| Autumn 2020 | | Viking Navigo | 8×32 | 32mm | Waterproof | 531g | Multicoated | RRP £199.95p |

The Technical Stuff:

Magnification 8
Objective Diameter 32mm
Real field of view 8.30\
Exit pupil 4mm
Eye relief 16.9 mm
Close focus 2m
Waterproof Yes 1m / 30min
Coating Fully Multicoated
Body Construction Magnesium Alloy
Nitrogen Filled Yes
Dimensions (mm) L126 x W122 x D47
Weight 531g

Viking’s View:

Out birding for the day, going on holiday, hiking, taking the dog for a walk, or any other activity where you can benefit from some quality optics, we have a new binocular which will suit all of these purposes!

The 8×32 Navigo is bright, compact enough for travel, and waterproof to take whatever nature can throw at it. No need to compromise on image quality when size and weight are an issue – in fact, we would say it’s the perfect all-rounder!

With large eyepieces and a good eye-relief for spectacle wearers, this binocular will be an ideal companion from the garden to the nature reserve. Close focus of 2 metres mean you won’t struggle to focus on insects which may catch your eye either.

Wherever you go, take Navigo!

Fatbirder View:

These binoculars seem to have been created for a niche that they fit very well. I imagine the idea was to create some general-purpose binoculars, that are pretty light to carry, robust enough to survive less than perfect use and affordable while offering decent quality viewing.

There are millions of people that love our countryside, especially in the time of the Corona virus, that are out and about taking some exercise and enjoying the fresh are but without specific targets. When they see a bird or beast they probably want to get a better view so they can end the walk knowing what they saw. At 2m close focus this would not suit a specialist entomologist but most of us would be able to get a better look at a butterfly in the bushes or a dragonfly in the reeds. The optical qualities, while pretty good for the money, would probably fall short of the twitcher’s need to closely quiz a migrating warbler flitting about in the top of a sycamore tree. Maybe a dedicated race goer would want to be able to see in sharp colour-true detail the silks of the leader of the field in a distant steeplechase, but the average punter would be more than happy to follow that race with these bins.

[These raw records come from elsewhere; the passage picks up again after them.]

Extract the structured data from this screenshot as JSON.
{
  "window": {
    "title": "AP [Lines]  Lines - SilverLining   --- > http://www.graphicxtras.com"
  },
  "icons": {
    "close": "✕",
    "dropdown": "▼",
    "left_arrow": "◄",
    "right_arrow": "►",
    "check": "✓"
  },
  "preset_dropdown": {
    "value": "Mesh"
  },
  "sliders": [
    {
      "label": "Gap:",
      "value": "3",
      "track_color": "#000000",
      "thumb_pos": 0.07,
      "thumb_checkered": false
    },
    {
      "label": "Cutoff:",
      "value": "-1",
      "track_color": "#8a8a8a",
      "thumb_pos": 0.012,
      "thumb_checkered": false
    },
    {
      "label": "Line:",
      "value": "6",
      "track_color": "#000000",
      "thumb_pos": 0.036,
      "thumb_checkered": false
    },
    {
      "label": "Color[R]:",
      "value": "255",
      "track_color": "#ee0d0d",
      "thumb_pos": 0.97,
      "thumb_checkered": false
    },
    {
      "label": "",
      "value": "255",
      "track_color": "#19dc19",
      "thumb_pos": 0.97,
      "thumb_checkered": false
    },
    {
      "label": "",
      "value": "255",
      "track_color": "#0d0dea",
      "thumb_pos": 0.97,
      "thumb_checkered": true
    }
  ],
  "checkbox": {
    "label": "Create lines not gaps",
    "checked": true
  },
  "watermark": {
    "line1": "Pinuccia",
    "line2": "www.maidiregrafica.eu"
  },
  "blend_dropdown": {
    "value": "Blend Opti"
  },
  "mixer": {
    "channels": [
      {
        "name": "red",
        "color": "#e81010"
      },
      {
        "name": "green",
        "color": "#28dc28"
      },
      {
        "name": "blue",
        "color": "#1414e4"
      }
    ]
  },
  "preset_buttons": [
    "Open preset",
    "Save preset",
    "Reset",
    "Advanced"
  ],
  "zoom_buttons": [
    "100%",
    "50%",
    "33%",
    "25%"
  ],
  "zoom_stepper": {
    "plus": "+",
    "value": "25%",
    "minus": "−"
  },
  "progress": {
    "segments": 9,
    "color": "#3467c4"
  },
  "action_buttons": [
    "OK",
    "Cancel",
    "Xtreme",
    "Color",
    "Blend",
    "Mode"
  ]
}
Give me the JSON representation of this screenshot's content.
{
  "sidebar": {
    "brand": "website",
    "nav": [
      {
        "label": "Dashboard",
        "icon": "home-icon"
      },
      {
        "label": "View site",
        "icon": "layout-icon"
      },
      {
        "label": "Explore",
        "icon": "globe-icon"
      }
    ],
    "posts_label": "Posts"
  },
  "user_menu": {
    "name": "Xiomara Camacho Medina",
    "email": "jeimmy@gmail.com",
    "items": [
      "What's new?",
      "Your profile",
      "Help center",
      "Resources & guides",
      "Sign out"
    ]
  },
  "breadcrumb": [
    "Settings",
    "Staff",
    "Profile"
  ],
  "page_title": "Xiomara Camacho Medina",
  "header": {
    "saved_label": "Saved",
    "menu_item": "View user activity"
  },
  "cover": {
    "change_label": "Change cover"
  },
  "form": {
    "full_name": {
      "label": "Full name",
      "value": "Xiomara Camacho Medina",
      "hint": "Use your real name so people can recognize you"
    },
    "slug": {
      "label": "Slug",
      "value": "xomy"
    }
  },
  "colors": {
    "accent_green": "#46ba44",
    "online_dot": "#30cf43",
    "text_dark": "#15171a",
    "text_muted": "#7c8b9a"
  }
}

Using them to watch migrating warblers in a hedgerow a hundred yards away I was surprised at how well they performed. I had some difficulty focusing simply because a small adjustment made a lot of difference and it was not always easy to nuance the desired crispness of a moving critter. Colour and brightness were both acceptable, particularly as these are not ED. At a little further away I was not getting 100% crisp image across the whole field of view. However, switching back and forth between these very inexpensive binoculars and my own very expensive ones it did not feel anything like the difference in quality suggested by the price gap. My better half even said she couldn’t see a lot of difference at all, but then she isn’t quite as hard a taskmaster as me.

I did not find them particularly comfortable while wearing spectacles and the folding eyecups are a bit clunky. Moving the two arms apart was stiff too, but this could well be their very newness.

They come supplied with good quality cases, straps and rain-guards, in fact surprisingly good cases given that many moderately priced optics get presented in poor quality ones.

The design is pretty standard stuff too. They are lightweight and feel soft in the hands but have no particular comfort features.

The one thing I really do not like is the colour… but such aesthetic matters are very much a personal preference.

I conclude that for the casual nature observer or the newly interested birder etc., these lightweight binoculars offer good value for money.

Review item supplied by Viking